I was reading an article in USA Today about the obesity epidemic and how many doctors are afraid to address this topic in the office. The emotional impact this discussion can have on the patient-doctor relationship can be devastating. People don't like to be labeled as "obese" or "fat", but it is imperative that physicians address the topic in the most compassionate way. I believe that this responsibility starts with the pediatrician, as studies show that overweight children will most likely remain overweight in adulthood. With nearly 2/3 of adult Americans being overweight, the number only seems to be growing, and the article discusses adding the BMI (Body Mass Index) to the normal set of screening tools like blood pressure, pulse, etc. There is no doubt that some people are genetically predisposed to being overweight, but we must educate the public about the ways to eat healthy and exercise. There are simply too many health risks and problems that accompany obesity.

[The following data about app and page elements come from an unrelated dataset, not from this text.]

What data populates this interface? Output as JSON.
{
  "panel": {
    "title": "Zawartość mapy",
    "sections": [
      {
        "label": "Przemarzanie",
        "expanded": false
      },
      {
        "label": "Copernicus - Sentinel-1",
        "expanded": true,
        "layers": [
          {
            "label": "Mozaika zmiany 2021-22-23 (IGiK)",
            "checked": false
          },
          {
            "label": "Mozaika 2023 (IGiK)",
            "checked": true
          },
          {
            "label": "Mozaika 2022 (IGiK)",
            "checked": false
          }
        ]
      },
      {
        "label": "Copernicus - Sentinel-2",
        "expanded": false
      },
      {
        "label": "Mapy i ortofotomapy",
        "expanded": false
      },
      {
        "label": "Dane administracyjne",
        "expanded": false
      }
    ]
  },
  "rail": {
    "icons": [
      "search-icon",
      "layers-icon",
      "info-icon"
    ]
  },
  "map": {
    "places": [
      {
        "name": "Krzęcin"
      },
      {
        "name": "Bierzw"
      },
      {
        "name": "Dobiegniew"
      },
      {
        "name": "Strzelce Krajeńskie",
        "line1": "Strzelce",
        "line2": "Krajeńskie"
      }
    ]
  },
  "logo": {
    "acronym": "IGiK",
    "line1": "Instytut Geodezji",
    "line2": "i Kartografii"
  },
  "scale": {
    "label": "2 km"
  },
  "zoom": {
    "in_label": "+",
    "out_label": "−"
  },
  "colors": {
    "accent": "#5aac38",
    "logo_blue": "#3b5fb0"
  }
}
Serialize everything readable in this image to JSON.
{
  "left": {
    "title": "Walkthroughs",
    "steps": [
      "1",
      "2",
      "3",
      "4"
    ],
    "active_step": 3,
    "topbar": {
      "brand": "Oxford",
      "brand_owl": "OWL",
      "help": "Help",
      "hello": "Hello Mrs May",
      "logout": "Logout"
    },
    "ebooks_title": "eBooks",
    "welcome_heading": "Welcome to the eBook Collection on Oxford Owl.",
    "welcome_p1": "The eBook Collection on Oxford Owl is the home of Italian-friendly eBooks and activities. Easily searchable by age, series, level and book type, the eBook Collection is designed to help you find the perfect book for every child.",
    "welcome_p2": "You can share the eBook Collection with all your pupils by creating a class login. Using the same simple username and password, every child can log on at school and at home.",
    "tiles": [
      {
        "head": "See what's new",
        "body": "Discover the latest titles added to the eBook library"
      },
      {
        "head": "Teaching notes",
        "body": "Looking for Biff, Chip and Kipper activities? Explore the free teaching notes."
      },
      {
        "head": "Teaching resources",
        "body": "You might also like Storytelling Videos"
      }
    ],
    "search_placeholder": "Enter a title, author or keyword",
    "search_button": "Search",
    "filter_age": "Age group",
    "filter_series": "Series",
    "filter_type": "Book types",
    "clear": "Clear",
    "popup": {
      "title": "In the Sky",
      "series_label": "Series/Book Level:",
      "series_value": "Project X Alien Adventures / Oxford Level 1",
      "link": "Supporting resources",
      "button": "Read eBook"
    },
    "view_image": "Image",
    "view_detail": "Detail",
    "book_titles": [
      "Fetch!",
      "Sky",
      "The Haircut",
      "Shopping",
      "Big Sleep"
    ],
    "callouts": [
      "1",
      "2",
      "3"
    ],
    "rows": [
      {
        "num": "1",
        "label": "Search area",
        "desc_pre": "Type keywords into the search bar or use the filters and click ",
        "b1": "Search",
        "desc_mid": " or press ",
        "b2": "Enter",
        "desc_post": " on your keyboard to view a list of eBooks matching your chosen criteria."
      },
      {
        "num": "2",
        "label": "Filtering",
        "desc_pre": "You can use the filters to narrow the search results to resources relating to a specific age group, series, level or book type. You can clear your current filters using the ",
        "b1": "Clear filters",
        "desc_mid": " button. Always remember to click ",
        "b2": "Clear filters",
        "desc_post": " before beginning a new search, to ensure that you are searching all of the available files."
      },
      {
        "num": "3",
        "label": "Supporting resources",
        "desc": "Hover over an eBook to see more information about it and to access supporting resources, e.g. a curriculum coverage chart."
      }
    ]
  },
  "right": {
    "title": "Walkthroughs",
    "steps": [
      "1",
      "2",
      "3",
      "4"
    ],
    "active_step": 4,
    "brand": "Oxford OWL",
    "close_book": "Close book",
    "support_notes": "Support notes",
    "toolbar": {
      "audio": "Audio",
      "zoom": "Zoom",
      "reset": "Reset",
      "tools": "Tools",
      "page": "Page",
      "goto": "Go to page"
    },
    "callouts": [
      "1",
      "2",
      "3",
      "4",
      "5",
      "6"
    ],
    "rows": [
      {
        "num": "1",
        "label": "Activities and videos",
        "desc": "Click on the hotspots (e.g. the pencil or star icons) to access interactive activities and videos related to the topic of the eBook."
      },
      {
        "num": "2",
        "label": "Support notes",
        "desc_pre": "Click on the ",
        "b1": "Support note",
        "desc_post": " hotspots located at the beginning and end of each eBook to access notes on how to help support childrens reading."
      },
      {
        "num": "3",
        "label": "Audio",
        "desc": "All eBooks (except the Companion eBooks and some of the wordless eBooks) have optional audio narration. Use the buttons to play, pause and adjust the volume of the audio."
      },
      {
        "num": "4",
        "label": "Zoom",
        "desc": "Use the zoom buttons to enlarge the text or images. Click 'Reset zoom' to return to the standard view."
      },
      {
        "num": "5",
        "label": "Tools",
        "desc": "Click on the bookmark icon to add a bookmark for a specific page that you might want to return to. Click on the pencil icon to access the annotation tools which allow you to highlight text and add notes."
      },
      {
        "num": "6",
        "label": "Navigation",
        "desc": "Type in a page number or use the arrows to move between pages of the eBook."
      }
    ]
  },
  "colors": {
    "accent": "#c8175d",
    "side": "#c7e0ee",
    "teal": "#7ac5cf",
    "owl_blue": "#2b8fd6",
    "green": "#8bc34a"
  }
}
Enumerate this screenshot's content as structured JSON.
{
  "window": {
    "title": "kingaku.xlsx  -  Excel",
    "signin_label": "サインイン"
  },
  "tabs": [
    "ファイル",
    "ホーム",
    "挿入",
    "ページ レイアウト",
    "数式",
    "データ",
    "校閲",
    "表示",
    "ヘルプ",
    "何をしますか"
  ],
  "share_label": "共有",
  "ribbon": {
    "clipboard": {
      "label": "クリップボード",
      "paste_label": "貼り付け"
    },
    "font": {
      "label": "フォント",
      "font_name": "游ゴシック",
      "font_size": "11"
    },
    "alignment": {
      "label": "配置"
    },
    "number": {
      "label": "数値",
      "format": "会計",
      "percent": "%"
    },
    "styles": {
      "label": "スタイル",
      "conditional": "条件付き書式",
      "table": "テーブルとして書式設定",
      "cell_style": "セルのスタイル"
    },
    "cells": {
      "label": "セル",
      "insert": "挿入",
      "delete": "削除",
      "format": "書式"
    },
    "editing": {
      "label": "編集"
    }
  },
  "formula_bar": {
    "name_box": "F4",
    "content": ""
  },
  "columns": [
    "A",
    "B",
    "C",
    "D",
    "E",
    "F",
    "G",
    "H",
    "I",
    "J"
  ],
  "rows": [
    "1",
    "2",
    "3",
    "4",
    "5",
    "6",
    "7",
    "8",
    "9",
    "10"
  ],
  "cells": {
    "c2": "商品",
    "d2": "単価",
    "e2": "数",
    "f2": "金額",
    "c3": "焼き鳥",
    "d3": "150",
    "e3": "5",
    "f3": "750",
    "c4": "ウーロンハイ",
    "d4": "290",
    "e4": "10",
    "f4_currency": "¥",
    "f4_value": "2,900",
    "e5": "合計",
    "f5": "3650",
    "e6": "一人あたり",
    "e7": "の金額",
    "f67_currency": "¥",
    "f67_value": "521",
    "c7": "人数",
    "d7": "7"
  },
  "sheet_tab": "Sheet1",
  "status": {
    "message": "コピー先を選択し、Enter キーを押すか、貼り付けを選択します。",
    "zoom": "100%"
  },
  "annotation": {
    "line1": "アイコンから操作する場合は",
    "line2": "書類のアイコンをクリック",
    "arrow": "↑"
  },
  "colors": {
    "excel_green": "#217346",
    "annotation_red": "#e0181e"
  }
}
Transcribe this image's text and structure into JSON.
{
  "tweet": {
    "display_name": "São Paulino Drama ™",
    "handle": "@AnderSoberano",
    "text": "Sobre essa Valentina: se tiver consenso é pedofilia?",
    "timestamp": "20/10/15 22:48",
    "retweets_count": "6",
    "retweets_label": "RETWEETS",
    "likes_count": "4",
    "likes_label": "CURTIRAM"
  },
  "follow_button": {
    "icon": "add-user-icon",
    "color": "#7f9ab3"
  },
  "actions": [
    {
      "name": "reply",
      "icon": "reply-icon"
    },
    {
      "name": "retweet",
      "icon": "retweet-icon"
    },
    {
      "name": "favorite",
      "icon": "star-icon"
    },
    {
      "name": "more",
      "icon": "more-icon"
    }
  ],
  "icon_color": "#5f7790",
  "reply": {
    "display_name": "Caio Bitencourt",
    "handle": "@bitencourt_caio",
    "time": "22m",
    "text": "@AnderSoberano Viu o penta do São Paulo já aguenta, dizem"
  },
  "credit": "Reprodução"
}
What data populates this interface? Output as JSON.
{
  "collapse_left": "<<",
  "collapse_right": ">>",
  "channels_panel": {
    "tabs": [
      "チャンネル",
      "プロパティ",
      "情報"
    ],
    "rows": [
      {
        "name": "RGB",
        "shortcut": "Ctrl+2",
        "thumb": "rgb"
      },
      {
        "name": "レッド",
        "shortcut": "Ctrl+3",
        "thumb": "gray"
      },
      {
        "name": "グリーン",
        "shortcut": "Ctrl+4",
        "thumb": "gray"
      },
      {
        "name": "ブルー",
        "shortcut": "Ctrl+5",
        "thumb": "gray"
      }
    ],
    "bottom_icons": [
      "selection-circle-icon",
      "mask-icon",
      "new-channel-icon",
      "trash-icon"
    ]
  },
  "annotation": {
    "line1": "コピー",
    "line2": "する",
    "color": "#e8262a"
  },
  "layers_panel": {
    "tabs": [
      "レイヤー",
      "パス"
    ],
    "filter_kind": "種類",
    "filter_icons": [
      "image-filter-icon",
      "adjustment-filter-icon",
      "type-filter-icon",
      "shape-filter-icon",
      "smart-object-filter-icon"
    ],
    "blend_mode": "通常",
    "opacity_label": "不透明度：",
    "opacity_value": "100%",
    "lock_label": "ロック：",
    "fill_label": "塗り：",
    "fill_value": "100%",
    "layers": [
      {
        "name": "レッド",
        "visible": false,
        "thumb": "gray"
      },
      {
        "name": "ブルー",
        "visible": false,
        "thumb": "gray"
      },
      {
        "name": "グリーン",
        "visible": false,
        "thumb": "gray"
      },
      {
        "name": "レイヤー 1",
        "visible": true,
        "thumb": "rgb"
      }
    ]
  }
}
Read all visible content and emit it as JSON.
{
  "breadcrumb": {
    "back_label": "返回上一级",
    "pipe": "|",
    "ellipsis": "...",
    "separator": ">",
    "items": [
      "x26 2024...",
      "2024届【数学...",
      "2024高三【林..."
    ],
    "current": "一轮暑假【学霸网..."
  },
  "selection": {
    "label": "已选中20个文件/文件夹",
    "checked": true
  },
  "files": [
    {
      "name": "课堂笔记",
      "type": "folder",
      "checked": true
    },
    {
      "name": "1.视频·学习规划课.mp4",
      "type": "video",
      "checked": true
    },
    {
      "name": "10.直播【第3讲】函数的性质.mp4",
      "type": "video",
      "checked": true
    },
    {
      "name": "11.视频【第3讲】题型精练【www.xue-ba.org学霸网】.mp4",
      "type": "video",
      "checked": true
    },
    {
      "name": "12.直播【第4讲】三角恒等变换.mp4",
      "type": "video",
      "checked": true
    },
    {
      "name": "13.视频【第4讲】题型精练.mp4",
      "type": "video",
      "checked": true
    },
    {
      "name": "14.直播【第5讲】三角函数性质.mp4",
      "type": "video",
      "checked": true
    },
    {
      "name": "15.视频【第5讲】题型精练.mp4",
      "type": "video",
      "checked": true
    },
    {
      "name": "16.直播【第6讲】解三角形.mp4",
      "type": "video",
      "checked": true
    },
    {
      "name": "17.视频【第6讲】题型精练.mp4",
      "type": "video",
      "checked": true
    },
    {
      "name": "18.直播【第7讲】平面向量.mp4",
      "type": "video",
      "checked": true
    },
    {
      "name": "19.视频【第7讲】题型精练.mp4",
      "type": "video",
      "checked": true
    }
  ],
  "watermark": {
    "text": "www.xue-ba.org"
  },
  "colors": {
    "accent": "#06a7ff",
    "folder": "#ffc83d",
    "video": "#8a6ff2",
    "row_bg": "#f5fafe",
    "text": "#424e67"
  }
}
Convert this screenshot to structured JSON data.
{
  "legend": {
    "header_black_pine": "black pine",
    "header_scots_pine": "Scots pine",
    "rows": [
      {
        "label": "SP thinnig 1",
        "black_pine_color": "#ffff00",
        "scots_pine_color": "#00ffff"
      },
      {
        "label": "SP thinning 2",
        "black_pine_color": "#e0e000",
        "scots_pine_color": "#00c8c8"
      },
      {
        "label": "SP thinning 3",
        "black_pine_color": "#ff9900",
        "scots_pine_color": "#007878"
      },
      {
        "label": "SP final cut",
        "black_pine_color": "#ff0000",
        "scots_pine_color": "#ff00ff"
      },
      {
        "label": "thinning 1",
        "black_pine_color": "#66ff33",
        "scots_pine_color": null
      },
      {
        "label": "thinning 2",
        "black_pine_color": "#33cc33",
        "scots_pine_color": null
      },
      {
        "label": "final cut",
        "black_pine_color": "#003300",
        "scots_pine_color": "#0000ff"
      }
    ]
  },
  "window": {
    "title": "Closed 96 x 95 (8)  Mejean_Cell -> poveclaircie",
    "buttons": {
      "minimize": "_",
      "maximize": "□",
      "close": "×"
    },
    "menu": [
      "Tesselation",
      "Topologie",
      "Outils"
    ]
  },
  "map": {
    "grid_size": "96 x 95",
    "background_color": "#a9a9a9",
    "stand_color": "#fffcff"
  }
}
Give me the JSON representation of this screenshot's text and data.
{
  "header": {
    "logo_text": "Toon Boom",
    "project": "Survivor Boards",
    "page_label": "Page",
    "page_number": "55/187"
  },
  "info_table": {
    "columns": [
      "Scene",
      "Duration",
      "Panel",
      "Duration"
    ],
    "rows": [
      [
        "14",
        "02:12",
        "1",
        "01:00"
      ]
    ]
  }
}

Yesterday, a real nice Paulding County gal came in for her procedure. When got on the scales, the meter tipped all the way to the right. Now, for medication purposes and to avoid breaking the procedure table of course, it is necessary to have an accurate weight for each patient. As patient safety is our number one priority . I could not, however, imagine the embarrassment when the physician had the patient rolled over to the loading dock to have her properly weighed.